3. Low-speed aerodynamics -- by low speed, I mean subsonic and in the realm where cars to things like commercial jets operate. The working gas is usually unchanging (air, with no chemical reactions) and the pressure and temperature changes are small. So ideal gas is great. In fact, we can get away with calorically perfect gas and just hold all of our properties fixed.

4. High-speed aerodynamics -- this is for things that travel around the speed of sound to perhaps a few times the speed of sound. Here, compression starts to really matter and the gas properties are again changing a lot depending on the local flow regime.

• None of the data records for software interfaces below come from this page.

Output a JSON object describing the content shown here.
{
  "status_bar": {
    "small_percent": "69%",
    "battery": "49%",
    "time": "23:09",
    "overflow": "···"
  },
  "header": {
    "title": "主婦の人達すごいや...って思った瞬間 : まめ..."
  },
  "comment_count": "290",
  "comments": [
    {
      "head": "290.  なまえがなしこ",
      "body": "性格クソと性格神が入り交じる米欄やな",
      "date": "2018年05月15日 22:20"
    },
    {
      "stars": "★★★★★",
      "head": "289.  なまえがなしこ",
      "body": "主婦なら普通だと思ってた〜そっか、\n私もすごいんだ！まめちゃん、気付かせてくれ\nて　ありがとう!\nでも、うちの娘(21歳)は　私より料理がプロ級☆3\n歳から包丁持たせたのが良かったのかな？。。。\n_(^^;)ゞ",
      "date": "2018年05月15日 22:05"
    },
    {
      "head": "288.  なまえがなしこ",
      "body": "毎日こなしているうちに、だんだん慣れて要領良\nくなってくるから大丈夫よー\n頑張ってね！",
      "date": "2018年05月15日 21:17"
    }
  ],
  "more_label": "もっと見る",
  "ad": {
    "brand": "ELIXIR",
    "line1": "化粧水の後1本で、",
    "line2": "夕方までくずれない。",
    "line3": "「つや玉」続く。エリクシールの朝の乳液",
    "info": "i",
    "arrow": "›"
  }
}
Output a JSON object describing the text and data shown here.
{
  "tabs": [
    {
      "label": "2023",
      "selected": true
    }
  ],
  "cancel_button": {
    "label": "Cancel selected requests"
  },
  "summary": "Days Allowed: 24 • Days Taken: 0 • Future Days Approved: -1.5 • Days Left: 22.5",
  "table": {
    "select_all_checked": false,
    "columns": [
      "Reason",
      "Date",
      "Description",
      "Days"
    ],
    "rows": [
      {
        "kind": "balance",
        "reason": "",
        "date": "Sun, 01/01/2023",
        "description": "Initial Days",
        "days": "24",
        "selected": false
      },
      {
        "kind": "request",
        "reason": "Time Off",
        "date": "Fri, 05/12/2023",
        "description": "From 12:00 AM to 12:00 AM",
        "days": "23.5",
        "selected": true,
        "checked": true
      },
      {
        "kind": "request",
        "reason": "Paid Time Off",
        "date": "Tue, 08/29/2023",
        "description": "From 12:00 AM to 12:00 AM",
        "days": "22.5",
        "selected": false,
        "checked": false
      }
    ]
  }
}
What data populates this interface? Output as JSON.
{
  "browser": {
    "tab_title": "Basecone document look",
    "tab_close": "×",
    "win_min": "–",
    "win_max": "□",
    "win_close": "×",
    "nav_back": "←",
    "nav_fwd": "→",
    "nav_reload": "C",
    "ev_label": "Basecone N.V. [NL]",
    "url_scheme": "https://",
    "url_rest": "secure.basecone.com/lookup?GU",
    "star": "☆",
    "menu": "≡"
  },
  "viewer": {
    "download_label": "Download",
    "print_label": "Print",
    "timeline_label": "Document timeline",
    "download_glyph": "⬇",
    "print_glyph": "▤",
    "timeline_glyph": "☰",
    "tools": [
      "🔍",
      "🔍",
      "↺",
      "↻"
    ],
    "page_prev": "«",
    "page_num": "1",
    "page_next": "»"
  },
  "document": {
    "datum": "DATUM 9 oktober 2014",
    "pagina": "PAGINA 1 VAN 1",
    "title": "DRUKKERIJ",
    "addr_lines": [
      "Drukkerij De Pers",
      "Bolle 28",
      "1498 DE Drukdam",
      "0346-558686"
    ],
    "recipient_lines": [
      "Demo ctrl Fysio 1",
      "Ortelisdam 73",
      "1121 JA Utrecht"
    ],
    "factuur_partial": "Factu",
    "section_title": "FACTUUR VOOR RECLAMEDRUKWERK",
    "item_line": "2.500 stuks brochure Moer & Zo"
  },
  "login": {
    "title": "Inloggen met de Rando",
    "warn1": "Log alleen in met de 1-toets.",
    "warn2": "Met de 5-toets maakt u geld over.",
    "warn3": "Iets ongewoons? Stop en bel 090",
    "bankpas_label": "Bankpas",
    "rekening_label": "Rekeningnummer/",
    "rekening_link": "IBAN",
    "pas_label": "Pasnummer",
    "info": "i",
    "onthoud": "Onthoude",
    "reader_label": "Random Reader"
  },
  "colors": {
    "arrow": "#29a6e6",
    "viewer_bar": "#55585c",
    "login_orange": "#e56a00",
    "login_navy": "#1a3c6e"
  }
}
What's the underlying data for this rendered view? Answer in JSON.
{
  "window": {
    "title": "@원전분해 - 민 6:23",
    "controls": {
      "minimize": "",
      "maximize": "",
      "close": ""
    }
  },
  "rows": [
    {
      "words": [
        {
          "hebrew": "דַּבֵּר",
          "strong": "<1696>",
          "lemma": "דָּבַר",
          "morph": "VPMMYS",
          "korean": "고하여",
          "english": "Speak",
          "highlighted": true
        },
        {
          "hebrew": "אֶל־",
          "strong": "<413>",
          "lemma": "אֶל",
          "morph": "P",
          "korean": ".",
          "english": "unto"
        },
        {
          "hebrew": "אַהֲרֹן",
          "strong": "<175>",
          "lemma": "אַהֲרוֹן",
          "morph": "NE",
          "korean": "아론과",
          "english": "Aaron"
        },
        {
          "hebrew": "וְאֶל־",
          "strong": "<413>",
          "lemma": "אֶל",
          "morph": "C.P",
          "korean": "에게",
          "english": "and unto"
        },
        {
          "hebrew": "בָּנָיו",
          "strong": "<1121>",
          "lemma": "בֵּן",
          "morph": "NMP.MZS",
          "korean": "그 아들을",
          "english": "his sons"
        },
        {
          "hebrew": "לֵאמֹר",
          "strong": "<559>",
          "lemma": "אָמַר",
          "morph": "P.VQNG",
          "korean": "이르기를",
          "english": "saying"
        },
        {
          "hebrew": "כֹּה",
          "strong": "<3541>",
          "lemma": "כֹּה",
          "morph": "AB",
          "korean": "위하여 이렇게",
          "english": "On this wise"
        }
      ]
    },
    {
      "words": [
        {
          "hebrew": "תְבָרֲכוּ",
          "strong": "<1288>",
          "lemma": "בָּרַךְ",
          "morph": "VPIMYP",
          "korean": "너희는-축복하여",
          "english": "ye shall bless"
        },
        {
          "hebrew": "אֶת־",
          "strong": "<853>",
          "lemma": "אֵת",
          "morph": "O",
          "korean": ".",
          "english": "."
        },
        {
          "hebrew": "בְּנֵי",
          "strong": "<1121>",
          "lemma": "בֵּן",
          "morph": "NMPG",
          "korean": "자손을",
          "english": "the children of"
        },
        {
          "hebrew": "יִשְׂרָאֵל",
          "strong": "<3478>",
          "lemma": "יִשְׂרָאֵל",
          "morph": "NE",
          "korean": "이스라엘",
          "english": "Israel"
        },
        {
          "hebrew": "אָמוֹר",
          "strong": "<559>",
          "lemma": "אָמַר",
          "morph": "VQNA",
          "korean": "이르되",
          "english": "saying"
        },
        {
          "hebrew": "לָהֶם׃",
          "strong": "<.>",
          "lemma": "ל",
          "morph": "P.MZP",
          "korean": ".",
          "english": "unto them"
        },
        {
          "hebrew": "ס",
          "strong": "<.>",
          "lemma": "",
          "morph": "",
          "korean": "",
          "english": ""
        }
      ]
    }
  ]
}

So just like in air-breathing engines, we use thermally perfect idea gas relations.

5. Hypersonic aerodynamics -- interestingly, once you go fast enough, the gas starts to take on constant properties once again. This is something like 5-10 times the speed of sound. So somewhat paradoxically, we can actually go back to calorically perfect equation of state and hold our properties constant. Of course, the constants we choose will be different from the low-speed case, but constant anyway.

6. Rarified gas dynamics -- when you have something like a re-entry body, strange things start to happen. The molecules of the gas might have different energies in different modes, and it is no longer an equilibrium. In these non-equilibrium flows, we have to resort to much more expensive calculations of energy populations. We can model these using multiple temperatures and can assign state equations for different energy modes. This is something you will not encounter in classical thermodynamics, but comes up in statistical mechanics/gas dynamics.

So that's a laundry list of things that I work on regularly and how we handle the EOS. You can see that for many things, the ideal gas equation of state works perfectly (pun intended) well. We can get fantastic scientific information using it -- not just engineering approximations. And often, when we want an engineering approximation to things, there are so many fudge factors due to uncertainties and safety margins that the errors from the "wrong" EOS are marginal.

However, it really depends on what you want to calculate. If you're doing studies are very high pressures, you need to account for the non-ideal effects. If you're doing things in rarefied gases, you need to account for non-equilibrium effects.

As a result, when I want to calculate heat, sometimes it's as simple as $$\Delta H = C_p \Delta T$$. Sometimes I need to solve the integral equation because the gas is thermally perfect and so the change in properties really is important. And other times, the EOS is non-analytical and I have to resort to numerical integration of lookup tables because it involves phase changes and exotic states.

Like all engineering work, we have to look at the totality of our assumptions and how much cost we are willing to put into a solution. If I need to design something to extract 10 MW of power, I can start with a simple hand-calculation assuming everything is perfect and if the math shows I can only get 1 MW of power out of it, odds are good it's not worth spending more time/money/energy doing further calculations. If it shows I get 11 MW, then it's worth moving to the next level of fidelity, for whatever that might entail.

As a perhaps useful exercise, pick a few problems of interest and do the calculation a couple of different ways to see if the difference. Take a gas, say air, at 1 bar and 300 K and put in a little bit of enthalpy. Maybe something equivalent to turning on a heater in a room. Calculate the final temperature as a calorically perfect gas and as a thermally perfect gas (by solving the integral -- numerically of course). Compare the final temperature.

Do it again by adding a lot of enthalpy. Orders of magnitude more enthalpy. Something more like the enthalpy released due to burning jet fuel. Compare the final temperature.

That should give you an idea of what kinds of differences are involved, both in terms of the accuracy and the cost involved. Engineers will develop experience to know which tools to apply to which problems, but it takes doing some simple exercises like this one to build up that expertise!